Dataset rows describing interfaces
|---|

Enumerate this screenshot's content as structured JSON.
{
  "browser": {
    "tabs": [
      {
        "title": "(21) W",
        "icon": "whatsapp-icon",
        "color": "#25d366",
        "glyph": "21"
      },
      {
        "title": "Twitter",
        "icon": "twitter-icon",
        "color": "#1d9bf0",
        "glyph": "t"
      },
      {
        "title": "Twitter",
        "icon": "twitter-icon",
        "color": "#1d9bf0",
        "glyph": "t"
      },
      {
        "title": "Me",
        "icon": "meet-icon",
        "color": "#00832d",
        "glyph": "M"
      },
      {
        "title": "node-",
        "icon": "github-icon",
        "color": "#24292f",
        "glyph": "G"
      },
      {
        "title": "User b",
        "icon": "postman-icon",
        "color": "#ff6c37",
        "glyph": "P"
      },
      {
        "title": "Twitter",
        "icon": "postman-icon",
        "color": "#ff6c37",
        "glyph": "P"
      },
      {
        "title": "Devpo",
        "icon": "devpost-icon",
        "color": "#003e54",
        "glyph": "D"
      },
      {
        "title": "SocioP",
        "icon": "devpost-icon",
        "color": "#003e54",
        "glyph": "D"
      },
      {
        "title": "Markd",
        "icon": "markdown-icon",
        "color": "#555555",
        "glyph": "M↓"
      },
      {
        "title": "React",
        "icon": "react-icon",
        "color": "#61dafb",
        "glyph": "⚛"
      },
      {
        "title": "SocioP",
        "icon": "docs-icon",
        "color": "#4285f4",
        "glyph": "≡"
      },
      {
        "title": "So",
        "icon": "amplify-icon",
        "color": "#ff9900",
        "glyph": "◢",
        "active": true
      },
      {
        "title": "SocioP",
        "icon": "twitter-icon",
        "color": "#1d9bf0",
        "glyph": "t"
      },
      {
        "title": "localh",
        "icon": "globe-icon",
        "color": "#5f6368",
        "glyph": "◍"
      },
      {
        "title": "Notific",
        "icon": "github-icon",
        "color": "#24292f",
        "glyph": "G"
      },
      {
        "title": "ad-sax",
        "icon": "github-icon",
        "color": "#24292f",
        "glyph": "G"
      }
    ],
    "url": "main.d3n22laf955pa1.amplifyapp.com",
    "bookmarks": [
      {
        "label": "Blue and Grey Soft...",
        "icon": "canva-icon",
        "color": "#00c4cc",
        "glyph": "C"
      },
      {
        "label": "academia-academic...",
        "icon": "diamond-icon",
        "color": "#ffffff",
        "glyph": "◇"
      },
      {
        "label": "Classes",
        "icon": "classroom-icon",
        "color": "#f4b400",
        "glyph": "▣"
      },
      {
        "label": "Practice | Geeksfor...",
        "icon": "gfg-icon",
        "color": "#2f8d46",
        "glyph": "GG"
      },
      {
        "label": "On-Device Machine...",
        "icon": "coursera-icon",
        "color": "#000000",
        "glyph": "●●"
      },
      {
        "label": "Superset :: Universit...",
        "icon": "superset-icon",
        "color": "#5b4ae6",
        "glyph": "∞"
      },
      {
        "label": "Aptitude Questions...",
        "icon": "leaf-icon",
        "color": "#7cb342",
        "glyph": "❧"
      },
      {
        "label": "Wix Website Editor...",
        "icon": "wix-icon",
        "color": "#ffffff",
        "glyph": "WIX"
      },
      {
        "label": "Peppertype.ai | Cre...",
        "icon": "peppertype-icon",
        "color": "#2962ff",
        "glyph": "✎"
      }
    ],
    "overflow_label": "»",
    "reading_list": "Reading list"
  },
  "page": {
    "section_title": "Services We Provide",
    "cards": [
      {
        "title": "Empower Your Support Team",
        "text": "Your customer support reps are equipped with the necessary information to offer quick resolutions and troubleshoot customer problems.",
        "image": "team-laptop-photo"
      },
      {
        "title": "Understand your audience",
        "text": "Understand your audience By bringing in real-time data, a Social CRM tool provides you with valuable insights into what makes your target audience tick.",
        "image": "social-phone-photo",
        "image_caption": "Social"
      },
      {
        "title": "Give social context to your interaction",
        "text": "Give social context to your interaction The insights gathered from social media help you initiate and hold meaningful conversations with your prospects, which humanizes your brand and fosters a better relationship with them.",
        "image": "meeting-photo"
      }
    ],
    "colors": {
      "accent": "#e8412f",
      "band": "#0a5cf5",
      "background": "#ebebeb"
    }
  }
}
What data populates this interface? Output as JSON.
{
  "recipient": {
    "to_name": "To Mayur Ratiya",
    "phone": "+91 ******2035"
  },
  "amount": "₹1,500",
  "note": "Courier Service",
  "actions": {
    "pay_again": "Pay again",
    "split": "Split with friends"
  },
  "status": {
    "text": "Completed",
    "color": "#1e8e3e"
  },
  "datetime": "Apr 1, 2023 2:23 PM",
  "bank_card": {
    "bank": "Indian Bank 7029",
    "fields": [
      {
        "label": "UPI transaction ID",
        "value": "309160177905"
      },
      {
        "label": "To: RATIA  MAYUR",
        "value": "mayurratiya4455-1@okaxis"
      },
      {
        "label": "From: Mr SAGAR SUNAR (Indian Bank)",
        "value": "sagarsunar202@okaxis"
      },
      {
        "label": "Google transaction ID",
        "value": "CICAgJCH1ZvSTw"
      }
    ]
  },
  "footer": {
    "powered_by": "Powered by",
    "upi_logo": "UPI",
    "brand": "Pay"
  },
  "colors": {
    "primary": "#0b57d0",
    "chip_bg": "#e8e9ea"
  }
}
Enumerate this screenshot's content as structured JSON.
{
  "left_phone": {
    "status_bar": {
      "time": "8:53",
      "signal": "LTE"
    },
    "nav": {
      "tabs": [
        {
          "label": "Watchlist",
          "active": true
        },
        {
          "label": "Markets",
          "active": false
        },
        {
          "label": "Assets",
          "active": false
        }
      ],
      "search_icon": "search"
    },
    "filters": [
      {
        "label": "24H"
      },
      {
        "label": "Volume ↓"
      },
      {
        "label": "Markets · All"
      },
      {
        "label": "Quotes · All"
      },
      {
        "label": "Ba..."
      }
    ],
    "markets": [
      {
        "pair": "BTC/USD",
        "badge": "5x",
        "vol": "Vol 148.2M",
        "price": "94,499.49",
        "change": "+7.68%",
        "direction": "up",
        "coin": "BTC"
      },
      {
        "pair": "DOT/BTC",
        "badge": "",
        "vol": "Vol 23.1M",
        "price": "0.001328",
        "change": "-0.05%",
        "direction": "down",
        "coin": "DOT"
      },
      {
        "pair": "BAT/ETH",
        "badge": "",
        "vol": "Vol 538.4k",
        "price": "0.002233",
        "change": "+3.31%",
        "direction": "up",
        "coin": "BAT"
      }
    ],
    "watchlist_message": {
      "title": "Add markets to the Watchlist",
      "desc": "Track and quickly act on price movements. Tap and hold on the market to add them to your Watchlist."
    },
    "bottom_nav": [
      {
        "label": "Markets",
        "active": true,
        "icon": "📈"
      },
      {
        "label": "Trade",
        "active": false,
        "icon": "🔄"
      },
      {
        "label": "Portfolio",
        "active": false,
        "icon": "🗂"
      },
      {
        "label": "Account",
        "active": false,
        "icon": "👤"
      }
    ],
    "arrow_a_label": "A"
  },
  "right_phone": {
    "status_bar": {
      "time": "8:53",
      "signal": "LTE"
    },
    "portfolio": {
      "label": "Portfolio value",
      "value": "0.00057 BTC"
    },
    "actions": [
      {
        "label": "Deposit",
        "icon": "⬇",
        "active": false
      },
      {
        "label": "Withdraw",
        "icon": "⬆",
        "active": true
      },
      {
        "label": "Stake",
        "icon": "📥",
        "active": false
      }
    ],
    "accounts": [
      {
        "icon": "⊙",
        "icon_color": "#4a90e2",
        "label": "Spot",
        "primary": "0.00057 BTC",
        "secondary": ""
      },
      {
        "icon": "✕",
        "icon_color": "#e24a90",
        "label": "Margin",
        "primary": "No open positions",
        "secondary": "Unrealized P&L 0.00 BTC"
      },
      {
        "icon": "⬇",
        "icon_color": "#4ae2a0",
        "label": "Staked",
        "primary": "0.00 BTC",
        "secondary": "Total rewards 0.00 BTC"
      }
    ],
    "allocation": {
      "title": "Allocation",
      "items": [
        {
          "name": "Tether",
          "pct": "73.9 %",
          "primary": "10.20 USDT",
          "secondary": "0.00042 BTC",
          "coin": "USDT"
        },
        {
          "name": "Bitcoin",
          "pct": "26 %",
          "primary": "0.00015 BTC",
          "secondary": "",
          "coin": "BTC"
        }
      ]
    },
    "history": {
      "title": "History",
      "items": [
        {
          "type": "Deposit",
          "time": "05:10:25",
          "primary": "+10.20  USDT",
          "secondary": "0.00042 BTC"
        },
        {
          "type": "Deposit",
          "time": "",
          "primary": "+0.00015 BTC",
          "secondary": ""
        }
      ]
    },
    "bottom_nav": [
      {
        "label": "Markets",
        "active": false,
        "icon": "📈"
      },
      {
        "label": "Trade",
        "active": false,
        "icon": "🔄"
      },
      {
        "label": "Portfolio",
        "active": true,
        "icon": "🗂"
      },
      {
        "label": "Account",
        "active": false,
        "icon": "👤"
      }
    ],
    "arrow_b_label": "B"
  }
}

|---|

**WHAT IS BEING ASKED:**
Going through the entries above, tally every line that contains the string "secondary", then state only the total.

**WRITTEN ANSWER:**
7